Only a few photographers ever become world-famous. While some manage to make a full-time living from it without fame, most photographers have to support their love for this art.
While a common interpretation is that these differences are due to gradients in talent, the issue is far more complicated. Since photographic art is often subjective, what is good is always open to debate. Sometimes it has to do with being at the right place at the right time. Sometimes it has to do with riding the wave of a popular trend. And sometimes it has to do with how the art is marketed or where it’s exhibited.
However, if you’re not where you would like to be as a photographer, then the worst thing you can do is quit. If you decide to make a living from something else and then come back to your art, you will have lost your creative edge. Time and entropy will have diminished your skills and you’ll be out of the art work long enough to have lost touch with it. Even if you do manage to reestablish yourself as a reputable photographer, it may be difficult to recapture your momentum again. You won’t be able to charge as much as if you had stayed at it and you won’t have the same clout with magazines and collectors.
Here are 6 ways to persevere through the difficult times when you’re not inspired or you’re facing difficult life circumstances:
1. Improve the quality of your printed images.
Although it’s subtle, the type of materials you create your art with can influence buyer’s perception. Get your photographs printed on high-quality material, especially if you are looking to make a living off your profession. Use a business like Fine Art Prints to preserve the image quality—because you don’t want the quality of the print to detract from your creation.
2. Take a lot of pictures.
One little-known reason for many photographer’s fame was the sheer volume of art they have created. These photographs attract attention because they appear to be everywhere. So get into the habit of creating your art on a regular basis, rather than relying on inspiration to determine the pace of how much you produce.
3. Circulate your photographs widely.

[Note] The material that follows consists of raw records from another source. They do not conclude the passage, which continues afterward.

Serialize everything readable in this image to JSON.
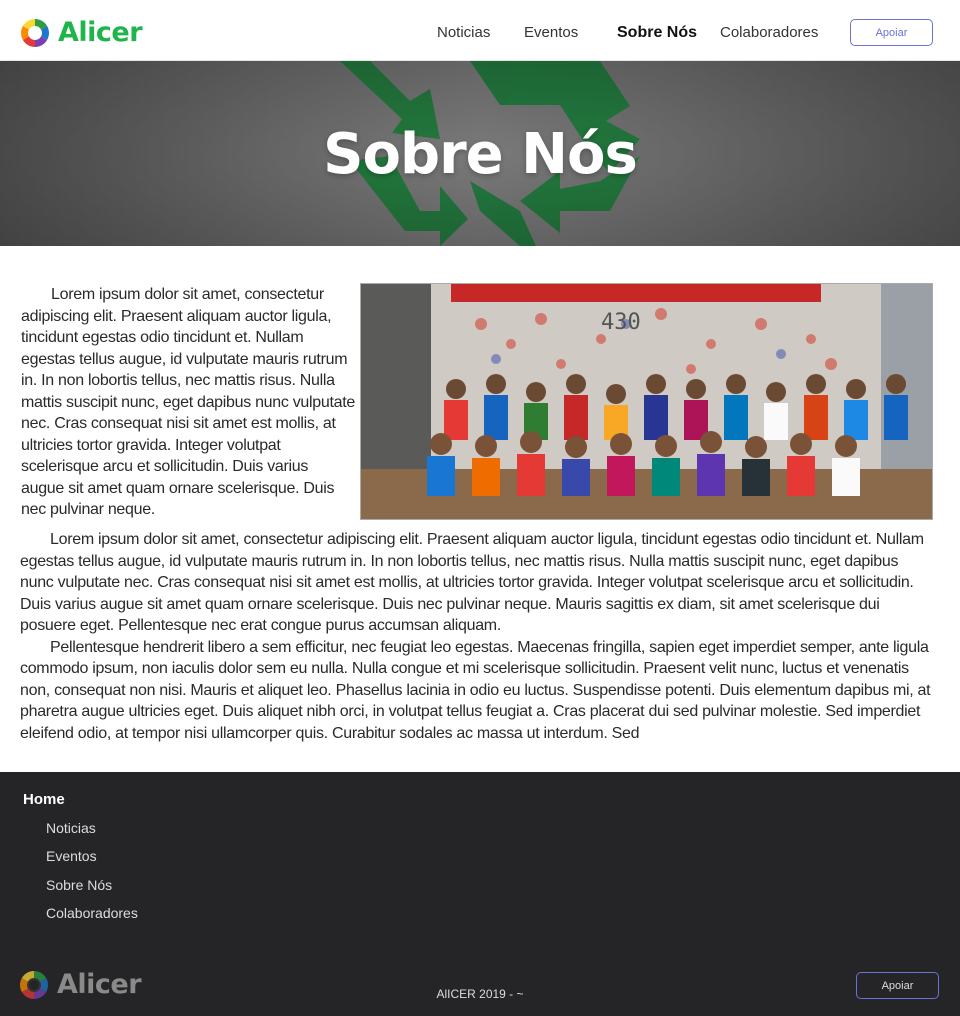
{
  "brand": {
    "name": "Alicer"
  },
  "nav": {
    "items": [
      {
        "label": "Noticias"
      },
      {
        "label": "Eventos"
      },
      {
        "label": "Sobre Nós"
      },
      {
        "label": "Colaboradores"
      }
    ],
    "active": "Sobre Nós",
    "support_label": "Apoiar"
  },
  "hero": {
    "title": "Sobre Nós"
  },
  "content": {
    "intro": "Lorem ipsum dolor sit amet, consectetur adipiscing elit. Praesent aliquam auctor ligula, tincidunt egestas odio tincidunt et. Nullam egestas tellus augue, id vulputate mauris rutrum in. In non lobortis tellus, nec mattis risus. Nulla mattis suscipit nunc, eget dapibus nunc vulputate nec. Cras consequat nisi sit amet est mollis, at ultricies tortor gravida. Integer volutpat scelerisque arcu et sollicitudin. Duis varius augue sit amet quam ornare scelerisque. Duis nec pulvinar neque.",
    "photo_sign_text": "430",
    "paragraph_1": "Lorem ipsum dolor sit amet, consectetur adipiscing elit. Praesent aliquam auctor ligula, tincidunt egestas odio tincidunt et. Nullam egestas tellus augue, id vulputate mauris rutrum in. In non lobortis tellus, nec mattis risus. Nulla mattis suscipit nunc, eget dapibus nunc vulputate nec. Cras consequat nisi sit amet est mollis, at ultricies tortor gravida. Integer volutpat scelerisque arcu et sollicitudin. Duis varius augue sit amet quam ornare scelerisque. Duis nec pulvinar neque. Mauris sagittis ex diam, sit amet scelerisque dui posuere eget. Pellentesque nec erat congue purus accumsan aliquam.",
    "paragraph_2": "Pellentesque hendrerit libero a sem efficitur, nec feugiat leo egestas. Maecenas fringilla, sapien eget imperdiet semper, ante ligula commodo ipsum, non iaculis dolor sem eu nulla. Nulla congue et mi scelerisque sollicitudin. Praesent velit nunc, luctus et venenatis non, consequat non nisi. Mauris et aliquet leo. Phasellus lacinia in odio eu luctus. Suspendisse potenti. Duis elementum dapibus mi, at pharetra augue ultricies eget. Duis aliquet nibh orci, in volutpat tellus feugiat a. Cras placerat dui sed pulvinar molestie. Sed imperdiet eleifend odio, at tempor nisi ullamcorper quis. Curabitur sodales ac massa ut interdum. Sed"
  },
  "footer": {
    "home_label": "Home",
    "links": [
      {
        "label": "Noticias"
      },
      {
        "label": "Eventos"
      },
      {
        "label": "Sobre Nós"
      },
      {
        "label": "Colaboradores"
      }
    ],
    "copyright": "AlICER 2019 - ~",
    "support_label": "Apoiar"
  },
  "colors": {
    "brand_green": "#1fb54a",
    "accent_button": "#6a73d4",
    "footer_bg": "#252427",
    "recycle_green": "#1f7a3c"
  },
  "icons": {
    "logo": "alicer-logo-icon",
    "hero": "recycle-icon"
  }
}
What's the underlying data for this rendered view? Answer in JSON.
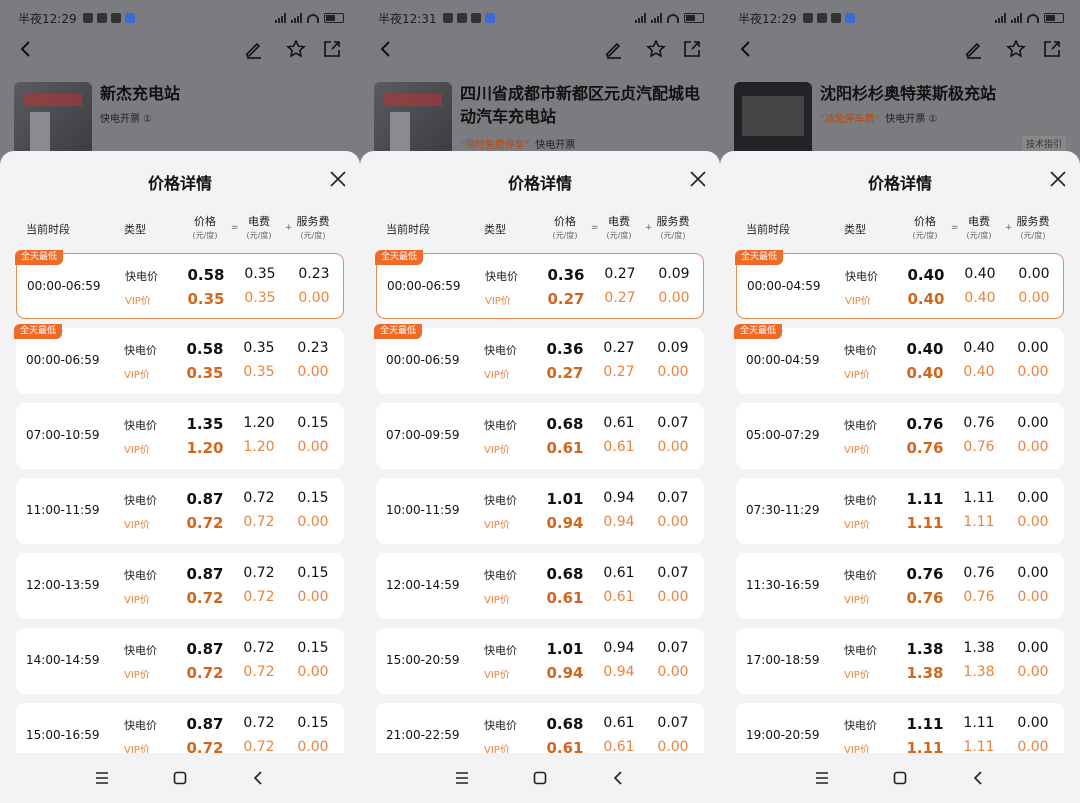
{
  "colors": {
    "accent": "#f06a28",
    "vip": "#e9833f",
    "overlay": "#7b7c80"
  },
  "icons": [
    "back-icon",
    "edit-icon",
    "star-icon",
    "share-icon",
    "close-icon",
    "menu-icon",
    "home-icon",
    "nav-back-icon"
  ],
  "screens": [
    {
      "time": "半夜12:29",
      "station": {
        "name": "新杰充电站",
        "tag": "",
        "open": "快电开票 ①",
        "link": ""
      },
      "sheet": {
        "title": "价格详情",
        "headers": {
          "period": "当前时段",
          "type": "类型",
          "price": "价格",
          "elec": "电费",
          "service": "服务费",
          "unit": "(元/度)",
          "op_eq": "=",
          "op_plus": "+"
        },
        "rows": [
          {
            "badge": "全天最低",
            "highlight": true,
            "period": "00:00-06:59",
            "type_fast": "快电价",
            "type_vip": "VIP价",
            "fast": [
              "0.58",
              "0.35",
              "0.23"
            ],
            "vip": [
              "0.35",
              "0.35",
              "0.00"
            ]
          },
          {
            "badge": "全天最低",
            "highlight": false,
            "period": "00:00-06:59",
            "type_fast": "快电价",
            "type_vip": "VIP价",
            "fast": [
              "0.58",
              "0.35",
              "0.23"
            ],
            "vip": [
              "0.35",
              "0.35",
              "0.00"
            ]
          },
          {
            "badge": "",
            "highlight": false,
            "period": "07:00-10:59",
            "type_fast": "快电价",
            "type_vip": "VIP价",
            "fast": [
              "1.35",
              "1.20",
              "0.15"
            ],
            "vip": [
              "1.20",
              "1.20",
              "0.00"
            ]
          },
          {
            "badge": "",
            "highlight": false,
            "period": "11:00-11:59",
            "type_fast": "快电价",
            "type_vip": "VIP价",
            "fast": [
              "0.87",
              "0.72",
              "0.15"
            ],
            "vip": [
              "0.72",
              "0.72",
              "0.00"
            ]
          },
          {
            "badge": "",
            "highlight": false,
            "period": "12:00-13:59",
            "type_fast": "快电价",
            "type_vip": "VIP价",
            "fast": [
              "0.87",
              "0.72",
              "0.15"
            ],
            "vip": [
              "0.72",
              "0.72",
              "0.00"
            ]
          },
          {
            "badge": "",
            "highlight": false,
            "period": "14:00-14:59",
            "type_fast": "快电价",
            "type_vip": "VIP价",
            "fast": [
              "0.87",
              "0.72",
              "0.15"
            ],
            "vip": [
              "0.72",
              "0.72",
              "0.00"
            ]
          },
          {
            "badge": "",
            "highlight": false,
            "period": "15:00-16:59",
            "type_fast": "快电价",
            "type_vip": "VIP价",
            "fast": [
              "0.87",
              "0.72",
              "0.15"
            ],
            "vip": [
              "0.72",
              "0.72",
              "0.00"
            ]
          }
        ]
      }
    },
    {
      "time": "半夜12:31",
      "station": {
        "name": "四川省成都市新都区元贞汽配城电动汽车充电站",
        "tag": "\"限时免费停车\"",
        "open": "快电开票",
        "link": ""
      },
      "sheet": {
        "title": "价格详情",
        "headers": {
          "period": "当前时段",
          "type": "类型",
          "price": "价格",
          "elec": "电费",
          "service": "服务费",
          "unit": "(元/度)",
          "op_eq": "=",
          "op_plus": "+"
        },
        "rows": [
          {
            "badge": "全天最低",
            "highlight": true,
            "period": "00:00-06:59",
            "type_fast": "快电价",
            "type_vip": "VIP价",
            "fast": [
              "0.36",
              "0.27",
              "0.09"
            ],
            "vip": [
              "0.27",
              "0.27",
              "0.00"
            ]
          },
          {
            "badge": "全天最低",
            "highlight": false,
            "period": "00:00-06:59",
            "type_fast": "快电价",
            "type_vip": "VIP价",
            "fast": [
              "0.36",
              "0.27",
              "0.09"
            ],
            "vip": [
              "0.27",
              "0.27",
              "0.00"
            ]
          },
          {
            "badge": "",
            "highlight": false,
            "period": "07:00-09:59",
            "type_fast": "快电价",
            "type_vip": "VIP价",
            "fast": [
              "0.68",
              "0.61",
              "0.07"
            ],
            "vip": [
              "0.61",
              "0.61",
              "0.00"
            ]
          },
          {
            "badge": "",
            "highlight": false,
            "period": "10:00-11:59",
            "type_fast": "快电价",
            "type_vip": "VIP价",
            "fast": [
              "1.01",
              "0.94",
              "0.07"
            ],
            "vip": [
              "0.94",
              "0.94",
              "0.00"
            ]
          },
          {
            "badge": "",
            "highlight": false,
            "period": "12:00-14:59",
            "type_fast": "快电价",
            "type_vip": "VIP价",
            "fast": [
              "0.68",
              "0.61",
              "0.07"
            ],
            "vip": [
              "0.61",
              "0.61",
              "0.00"
            ]
          },
          {
            "badge": "",
            "highlight": false,
            "period": "15:00-20:59",
            "type_fast": "快电价",
            "type_vip": "VIP价",
            "fast": [
              "1.01",
              "0.94",
              "0.07"
            ],
            "vip": [
              "0.94",
              "0.94",
              "0.00"
            ]
          },
          {
            "badge": "",
            "highlight": false,
            "period": "21:00-22:59",
            "type_fast": "快电价",
            "type_vip": "VIP价",
            "fast": [
              "0.68",
              "0.61",
              "0.07"
            ],
            "vip": [
              "0.61",
              "0.61",
              "0.00"
            ]
          }
        ]
      }
    },
    {
      "time": "半夜12:29",
      "station": {
        "name": "沈阳杉杉奥特莱斯极充站",
        "tag": "\"减免停车费\"",
        "open": "快电开票 ①",
        "link": "技术指引"
      },
      "sheet": {
        "title": "价格详情",
        "headers": {
          "period": "当前时段",
          "type": "类型",
          "price": "价格",
          "elec": "电费",
          "service": "服务费",
          "unit": "(元/度)",
          "op_eq": "=",
          "op_plus": "+"
        },
        "rows": [
          {
            "badge": "全天最低",
            "highlight": true,
            "period": "00:00-04:59",
            "type_fast": "快电价",
            "type_vip": "VIP价",
            "fast": [
              "0.40",
              "0.40",
              "0.00"
            ],
            "vip": [
              "0.40",
              "0.40",
              "0.00"
            ]
          },
          {
            "badge": "全天最低",
            "highlight": false,
            "period": "00:00-04:59",
            "type_fast": "快电价",
            "type_vip": "VIP价",
            "fast": [
              "0.40",
              "0.40",
              "0.00"
            ],
            "vip": [
              "0.40",
              "0.40",
              "0.00"
            ]
          },
          {
            "badge": "",
            "highlight": false,
            "period": "05:00-07:29",
            "type_fast": "快电价",
            "type_vip": "VIP价",
            "fast": [
              "0.76",
              "0.76",
              "0.00"
            ],
            "vip": [
              "0.76",
              "0.76",
              "0.00"
            ]
          },
          {
            "badge": "",
            "highlight": false,
            "period": "07:30-11:29",
            "type_fast": "快电价",
            "type_vip": "VIP价",
            "fast": [
              "1.11",
              "1.11",
              "0.00"
            ],
            "vip": [
              "1.11",
              "1.11",
              "0.00"
            ]
          },
          {
            "badge": "",
            "highlight": false,
            "period": "11:30-16:59",
            "type_fast": "快电价",
            "type_vip": "VIP价",
            "fast": [
              "0.76",
              "0.76",
              "0.00"
            ],
            "vip": [
              "0.76",
              "0.76",
              "0.00"
            ]
          },
          {
            "badge": "",
            "highlight": false,
            "period": "17:00-18:59",
            "type_fast": "快电价",
            "type_vip": "VIP价",
            "fast": [
              "1.38",
              "1.38",
              "0.00"
            ],
            "vip": [
              "1.38",
              "1.38",
              "0.00"
            ]
          },
          {
            "badge": "",
            "highlight": false,
            "period": "19:00-20:59",
            "type_fast": "快电价",
            "type_vip": "VIP价",
            "fast": [
              "1.11",
              "1.11",
              "0.00"
            ],
            "vip": [
              "1.11",
              "1.11",
              "0.00"
            ]
          }
        ]
      }
    }
  ]
}
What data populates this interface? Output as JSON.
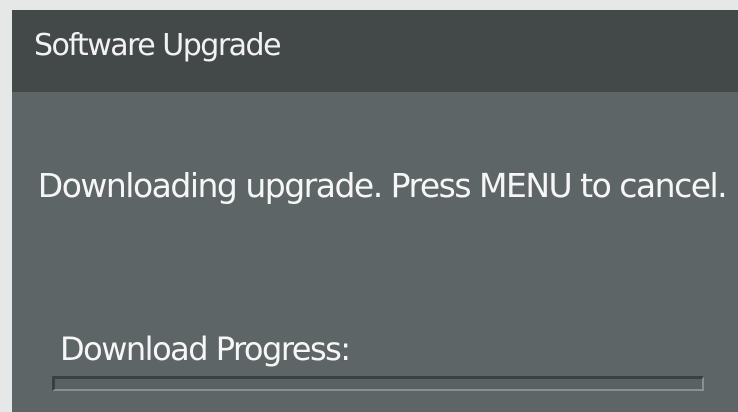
{
  "dialog": {
    "title": "Software Upgrade",
    "message": "Downloading upgrade. Press MENU to cancel.",
    "progress_label": "Download Progress:",
    "progress_fraction": 0
  }
}
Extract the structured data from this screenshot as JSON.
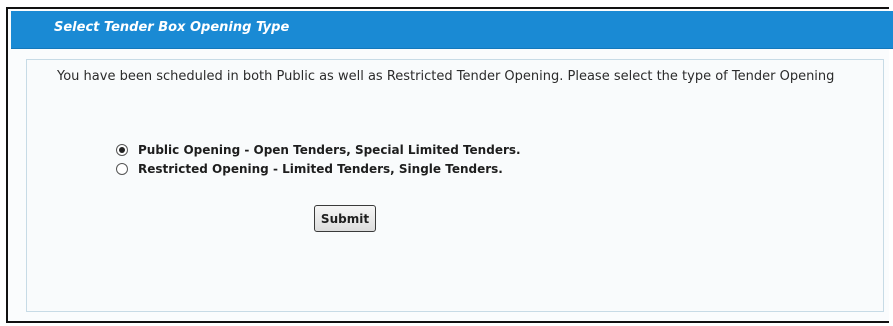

Think of your art as a type of business card. Whenever it’s exhibited in a public place, whether it’s a coffee house or gallery, it advertises for you. Don’t let your art stack up in your portfolio; get it out there. The more locations you can put your art in, the more people will see it. Over time, you will excite curiosity and admiration. This is how the word can spread. You never know what influence might stumble upon your art and fall in love with it.
Think of Coca-Cola for a minute. You’d think that by now everybody in the world would know about it, but they keep advertising with the same enthusiasm as if the brand was completely new because the more people get reminded about this soft drink, the more likely they are to buy a bottle.
Art may be a completely different type of product, appealing to our sense of aesthetics not our lust for sugar or comfort foods, but the principles are the same. The more people see your product, the more likely are to appreciate it. Many will even assume that your art is in so many places because you’re a well-known photographer. The result is that you will sell more art.
Besides public places, try to get your photographs published online and through magazines.
4. Make it easy to find out more about you.
Your sales as an artistic photographer will depend on how easy it is for people to know more about you. Create a website where you can display images of all your works. Make contact information and prices available wherever you exhibit.
5. Find out the best places to display your photographs.
Display your photographs where your clients might hang out and where your asking price is within their price range. While you might aspire for your work to be shown in corporate lobbies, museums, and art galleries, start by making your pictures available at local art fairs, small business lobbies, and open studios. By starting with less competitive places, you will be able to get enough recognition to be able to get invitations to be seen in the more exclusive places.
6. Don’t always focus on sales.
There are many places where you can display your photographs that will not sell. It’s hard to sell art at bookstores, coffee shops, restaurants, and bed and breakfasts lobbies, but you will attract plenty of attention. Moreover, these places are often eager to brighten up their décor so it’s not hard to get enough places to show your art. You won’t get many sales because people who go to these places aren’t looking for art. Still, these are excellent places for you to build name recognition because they’re highly trafficked.
While you may not want to market your photographs, you actually have no choice if you want to make your living as an artist. Unless you are willing to go to shows and exhibits, talk to business owners who need to enhance their décor, pitch magazines or website, or get out and mingle with the art community, you can’t make money at it. Fame is not always about merit. Yes, take your photographs to the next level, but don’t let that stop you from marketing what you have now.
Images from TOP MODELS by IGOR CVORO for D’SCENE